Kunhiraman v. Manoj, [(1991) 2 KLT 190]was the first paternity case in India to require DNA evidence. It was held that “the result of DNA test by itself could be taken as conclusive in deciding paternity.”
Amarjit Kaur Vs. Harbhajan Singh, 2002[2003 (1) AWC 344 SC, (2003) 2 CALLT 23 SC, I (2006) DMC 27 SC, JT 2002 (9) SC 440, (2006) 142 PLR 385, (2003) 10 SCC 228, 2003 (2) WLN 671]
MAJOR JUDGMENT- The court noted in Amarjit Kaur v. Harbhajan Singh, that section 112 of the Evidence Act was created at a period when contemporary scientific advances with deoxyribonucleic acid (DNA) and ribonucleic acid (RNA) testing were not available. A scientifically accurate DNA test is reported to exist. Even yet, it is not enough to avoid the conclusiveness of the law's presumption of the child's legitimacy.

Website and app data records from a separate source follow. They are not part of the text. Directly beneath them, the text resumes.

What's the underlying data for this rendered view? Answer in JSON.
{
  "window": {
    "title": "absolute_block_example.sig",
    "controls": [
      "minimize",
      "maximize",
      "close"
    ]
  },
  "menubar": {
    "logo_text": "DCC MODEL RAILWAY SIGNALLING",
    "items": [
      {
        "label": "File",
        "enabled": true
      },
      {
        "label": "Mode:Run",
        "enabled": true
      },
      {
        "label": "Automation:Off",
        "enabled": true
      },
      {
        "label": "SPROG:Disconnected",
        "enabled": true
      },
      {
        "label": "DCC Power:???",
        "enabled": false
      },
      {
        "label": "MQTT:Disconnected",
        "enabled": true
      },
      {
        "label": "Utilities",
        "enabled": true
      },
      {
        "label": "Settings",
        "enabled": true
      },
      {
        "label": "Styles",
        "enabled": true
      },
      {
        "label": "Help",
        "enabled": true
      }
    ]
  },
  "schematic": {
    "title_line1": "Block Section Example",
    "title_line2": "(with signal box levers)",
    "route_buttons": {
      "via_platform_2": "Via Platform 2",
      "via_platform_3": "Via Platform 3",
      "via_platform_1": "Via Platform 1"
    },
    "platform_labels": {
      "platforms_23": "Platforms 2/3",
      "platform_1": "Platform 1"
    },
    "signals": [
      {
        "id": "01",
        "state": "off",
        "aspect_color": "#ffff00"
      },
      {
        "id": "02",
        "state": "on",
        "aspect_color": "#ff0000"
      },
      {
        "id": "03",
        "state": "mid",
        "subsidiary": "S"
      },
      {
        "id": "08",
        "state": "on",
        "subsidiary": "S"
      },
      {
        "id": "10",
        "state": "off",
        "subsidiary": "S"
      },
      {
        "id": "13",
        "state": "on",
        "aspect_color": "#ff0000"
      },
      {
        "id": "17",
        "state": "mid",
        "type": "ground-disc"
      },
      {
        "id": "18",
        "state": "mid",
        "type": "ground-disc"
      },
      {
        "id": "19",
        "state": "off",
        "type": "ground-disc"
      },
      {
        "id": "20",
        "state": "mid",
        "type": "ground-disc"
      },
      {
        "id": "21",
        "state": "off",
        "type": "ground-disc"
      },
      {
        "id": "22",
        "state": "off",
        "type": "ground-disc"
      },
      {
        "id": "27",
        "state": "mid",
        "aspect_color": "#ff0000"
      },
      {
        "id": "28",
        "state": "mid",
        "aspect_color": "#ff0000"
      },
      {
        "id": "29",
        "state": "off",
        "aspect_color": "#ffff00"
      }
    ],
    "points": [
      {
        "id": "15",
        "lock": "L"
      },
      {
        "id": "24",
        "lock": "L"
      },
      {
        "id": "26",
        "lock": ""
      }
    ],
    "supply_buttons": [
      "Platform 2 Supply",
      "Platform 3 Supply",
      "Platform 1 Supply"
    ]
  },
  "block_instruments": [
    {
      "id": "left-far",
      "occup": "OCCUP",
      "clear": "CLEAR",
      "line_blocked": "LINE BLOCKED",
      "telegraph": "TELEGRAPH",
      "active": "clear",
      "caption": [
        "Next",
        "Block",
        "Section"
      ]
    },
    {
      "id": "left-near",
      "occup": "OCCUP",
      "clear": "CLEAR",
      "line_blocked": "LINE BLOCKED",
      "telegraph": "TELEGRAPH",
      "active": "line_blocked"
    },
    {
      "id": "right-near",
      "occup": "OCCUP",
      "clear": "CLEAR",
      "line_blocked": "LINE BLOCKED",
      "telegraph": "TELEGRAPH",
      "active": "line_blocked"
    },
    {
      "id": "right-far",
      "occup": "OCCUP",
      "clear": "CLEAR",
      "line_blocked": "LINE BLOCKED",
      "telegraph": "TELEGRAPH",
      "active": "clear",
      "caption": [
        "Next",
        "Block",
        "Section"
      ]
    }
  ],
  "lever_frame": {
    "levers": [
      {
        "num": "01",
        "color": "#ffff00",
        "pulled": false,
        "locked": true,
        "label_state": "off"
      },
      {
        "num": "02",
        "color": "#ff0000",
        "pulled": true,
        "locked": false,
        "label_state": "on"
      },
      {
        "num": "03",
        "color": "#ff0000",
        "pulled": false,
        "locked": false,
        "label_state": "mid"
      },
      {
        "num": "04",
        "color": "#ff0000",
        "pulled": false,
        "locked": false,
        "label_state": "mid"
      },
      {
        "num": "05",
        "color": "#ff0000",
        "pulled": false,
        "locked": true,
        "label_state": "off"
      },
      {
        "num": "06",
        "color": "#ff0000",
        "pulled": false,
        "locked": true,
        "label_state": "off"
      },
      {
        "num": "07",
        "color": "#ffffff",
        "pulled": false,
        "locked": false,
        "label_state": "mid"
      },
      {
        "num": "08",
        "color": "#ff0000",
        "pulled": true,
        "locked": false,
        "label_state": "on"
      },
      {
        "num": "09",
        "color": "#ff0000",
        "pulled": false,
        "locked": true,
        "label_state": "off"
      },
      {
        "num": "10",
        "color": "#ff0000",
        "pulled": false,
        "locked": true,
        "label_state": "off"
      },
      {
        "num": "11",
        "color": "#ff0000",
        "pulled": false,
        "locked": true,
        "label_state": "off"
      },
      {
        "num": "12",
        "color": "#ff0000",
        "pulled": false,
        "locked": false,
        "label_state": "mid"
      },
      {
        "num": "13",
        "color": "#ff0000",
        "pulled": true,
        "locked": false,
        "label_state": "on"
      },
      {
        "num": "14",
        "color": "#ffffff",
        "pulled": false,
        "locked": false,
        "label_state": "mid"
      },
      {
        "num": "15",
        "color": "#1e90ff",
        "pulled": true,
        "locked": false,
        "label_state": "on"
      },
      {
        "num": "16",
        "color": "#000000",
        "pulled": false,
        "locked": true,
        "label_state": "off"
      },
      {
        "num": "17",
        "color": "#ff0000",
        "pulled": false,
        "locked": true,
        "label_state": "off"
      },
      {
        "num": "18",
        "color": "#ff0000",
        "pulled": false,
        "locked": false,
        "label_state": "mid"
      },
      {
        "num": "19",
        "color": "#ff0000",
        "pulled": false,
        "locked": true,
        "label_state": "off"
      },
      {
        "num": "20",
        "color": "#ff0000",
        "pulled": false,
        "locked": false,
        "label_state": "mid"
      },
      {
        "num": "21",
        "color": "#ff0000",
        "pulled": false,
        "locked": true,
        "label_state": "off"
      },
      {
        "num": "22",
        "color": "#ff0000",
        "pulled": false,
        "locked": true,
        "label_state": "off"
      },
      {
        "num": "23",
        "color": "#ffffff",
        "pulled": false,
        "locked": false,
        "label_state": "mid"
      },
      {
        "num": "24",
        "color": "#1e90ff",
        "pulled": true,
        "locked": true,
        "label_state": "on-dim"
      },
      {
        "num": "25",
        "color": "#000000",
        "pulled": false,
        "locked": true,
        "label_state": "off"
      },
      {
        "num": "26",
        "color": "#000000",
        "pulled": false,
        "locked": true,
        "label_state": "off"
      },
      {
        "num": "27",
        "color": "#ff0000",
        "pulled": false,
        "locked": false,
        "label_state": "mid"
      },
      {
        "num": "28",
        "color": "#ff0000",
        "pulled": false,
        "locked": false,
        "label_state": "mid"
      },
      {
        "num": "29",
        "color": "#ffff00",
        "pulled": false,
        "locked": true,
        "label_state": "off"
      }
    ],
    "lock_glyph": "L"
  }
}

KANTI DEVI vs. POSHI RAM, 2001(3) RCR (Civil) 587
The Supreme Court ruled in Kanti Devi v. Poshi Ram that while DNA evidence is scientifically reliable, it cannot be used to resolve paternity disputes due to public policy concerns. By this ruling, the Supreme Court pushed legislators to rigidly adhere to the traditional, unscientific, ineffectual, and prejudiced system of justice.
- In most cases, the Court has sufficient authority to order the parties to submit to medical tests or to provide blood samples for DNA testing.
- However, in one case, the Supreme Court of India held that: The courts in India cannot order blood tests as a matter of course. There must be a strong prima facie case in which the husband must establish non-access in order to dispel the presumption arising under section 112 of the Evidence Act. Therefore, one of the essential conditions for the Court directing DNA testing is the presence strong prima facie case.
- The Court must carefully consider what the consequences of ordering the blood test will be; if it would brand a kid as a thug and the mother as an unchaste lady and no one can be forced to produce a blood sample for analysis.
- The question in Sharda v. Dharam Pal [AIR 2003 SC 3450]was whether a party to a divorce action might be compelled to undergo a medical examination in this respect. The Supreme Court ruled- A marital court has the authority to require a person to undergo medical testing, and such an order would not breach Article 21 of the Indian Constitution's right to personal liberty. However, if the appellant has a strong prima facie case and there is sufficient evidence before the Court, the Court should utilize this jurisdiction.
- If the respondent refuses to submit to a medical examination notwithstanding the Court's order, the Court has the authority to draw an unfavorable inference against him.
DNA testing ensures complete identity and is admissible. The admissibility of DNA evidence in court is always contingent on its accurate and proper collection, preservation, and recording, which might persuade the court that the evidence presented is trustworthy. In India, there is no explicit legislation that may offer precise directions to investigative agencies and courts, as well as the method to be followed in instances requiring DNA as evidence. Furthermore, there are no explicit provisions for dealing with science, technology, and forensic science concerns.
A DNA test is a strong boon in criminal administration of justice, matters of human dignity, human right & human relationship. The DNA Profiling Bill 2007 states the qualification of the DNA profiling board &its members, function and comprehensively which covers the wide field of DNA regarding the criminal case.